## Data about app and page elements
»»
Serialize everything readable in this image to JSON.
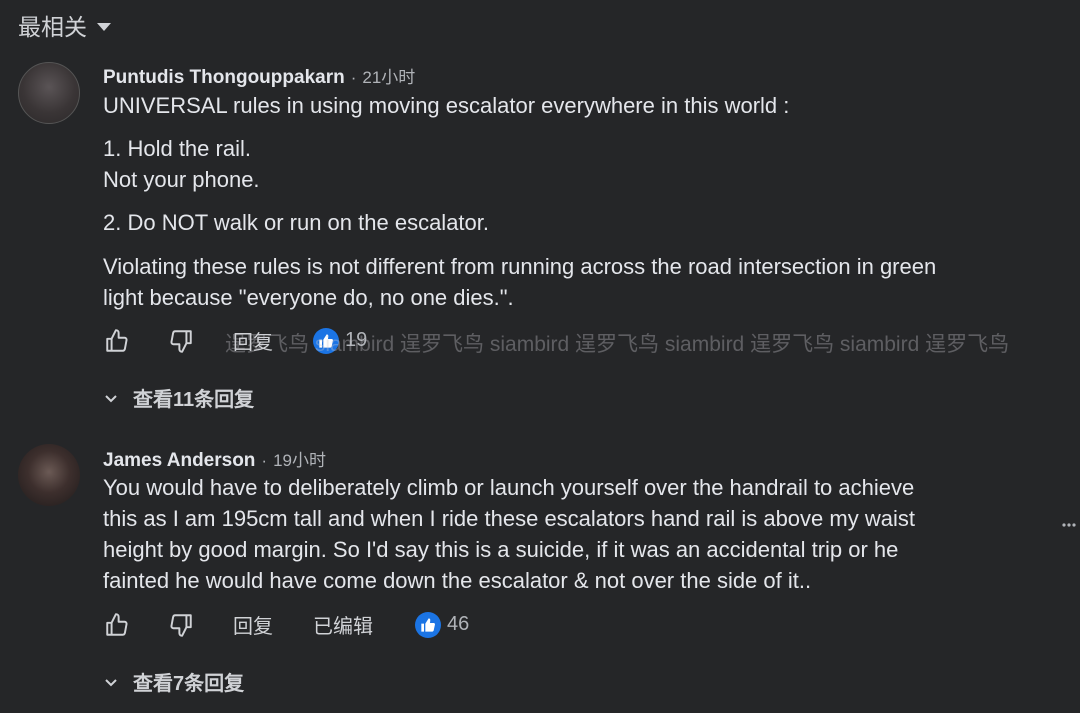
{
  "sort": {
    "label": "最相关"
  },
  "comments": [
    {
      "author": "Puntudis Thongouppakarn",
      "separator": "·",
      "time": "21小时",
      "lines": [
        "UNIVERSAL rules in using moving escalator everywhere in this world :",
        "1. Hold the rail.",
        "Not your phone.",
        "2. Do NOT walk or run on the escalator.",
        "Violating these rules is not different from running across the road intersection in green",
        "light because \"everyone do, no one dies.\"."
      ],
      "reply_label": "回复",
      "likes": "19",
      "view_replies": "查看11条回复"
    },
    {
      "author": "James Anderson",
      "separator": "·",
      "time": "19小时",
      "lines": [
        "You would have to deliberately climb or launch yourself over the handrail to achieve",
        "this as I am 195cm tall and when I ride these escalators hand rail is above my waist",
        "height by good margin. So I'd say this is a suicide, if it was an accidental trip or he",
        "fainted he would have come down the escalator & not over the side of it.."
      ],
      "reply_label": "回复",
      "edited_label": "已编辑",
      "likes": "46",
      "view_replies": "查看7条回复"
    }
  ],
  "watermark": "逞罗飞鸟 siambird 逞罗飞鸟 siambird 逞罗飞鸟 siambird 逞罗飞鸟 siambird 逞罗飞鸟",
  "icons": {
    "like": "thumbs-up-outline-icon",
    "dislike": "thumbs-down-outline-icon",
    "like_badge": "like-badge-icon",
    "expand": "chevron-down-icon",
    "more": "more-options-icon"
  },
  "colors": {
    "background": "#252628",
    "text": "#e4e6eb",
    "muted": "#b0b3b8",
    "like_blue": "#1b74e4"
  }
}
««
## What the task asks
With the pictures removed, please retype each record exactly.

## Exercise response
Serialize everything readable in this image to JSON.
{
  "sort": {
    "label": "最相关"
  },
  "comments": [
    {
      "author": "Puntudis Thongouppakarn",
      "separator": "·",
      "time": "21小时",
      "lines": [
        "UNIVERSAL rules in using moving escalator everywhere in this world :",
        "1. Hold the rail.",
        "Not your phone.",
        "2. Do NOT walk or run on the escalator.",
        "Violating these rules is not different from running across the road intersection in green",
        "light because \"everyone do, no one dies.\"."
      ],
      "reply_label": "回复",
      "likes": "19",
      "view_replies": "查看11条回复"
    },
    {
      "author": "James Anderson",
      "separator": "·",
      "time": "19小时",
      "lines": [
        "You would have to deliberately climb or launch yourself over the handrail to achieve",
        "this as I am 195cm tall and when I ride these escalators hand rail is above my waist",
        "height by good margin. So I'd say this is a suicide, if it was an accidental trip or he",
        "fainted he would have come down the escalator & not over the side of it.."
      ],
      "reply_label": "回复",
      "edited_label": "已编辑",
      "likes": "46",
      "view_replies": "查看7条回复"
    }
  ],
  "watermark": "逞罗飞鸟 siambird 逞罗飞鸟 siambird 逞罗飞鸟 siambird 逞罗飞鸟 siambird 逞罗飞鸟",
  "icons": {
    "like": "thumbs-up-outline-icon",
    "dislike": "thumbs-down-outline-icon",
    "like_badge": "like-badge-icon",
    "expand": "chevron-down-icon",
    "more": "more-options-icon"
  },
  "colors": {
    "background": "#252628",
    "text": "#e4e6eb",
    "muted": "#b0b3b8",
    "like_blue": "#1b74e4"
  }
}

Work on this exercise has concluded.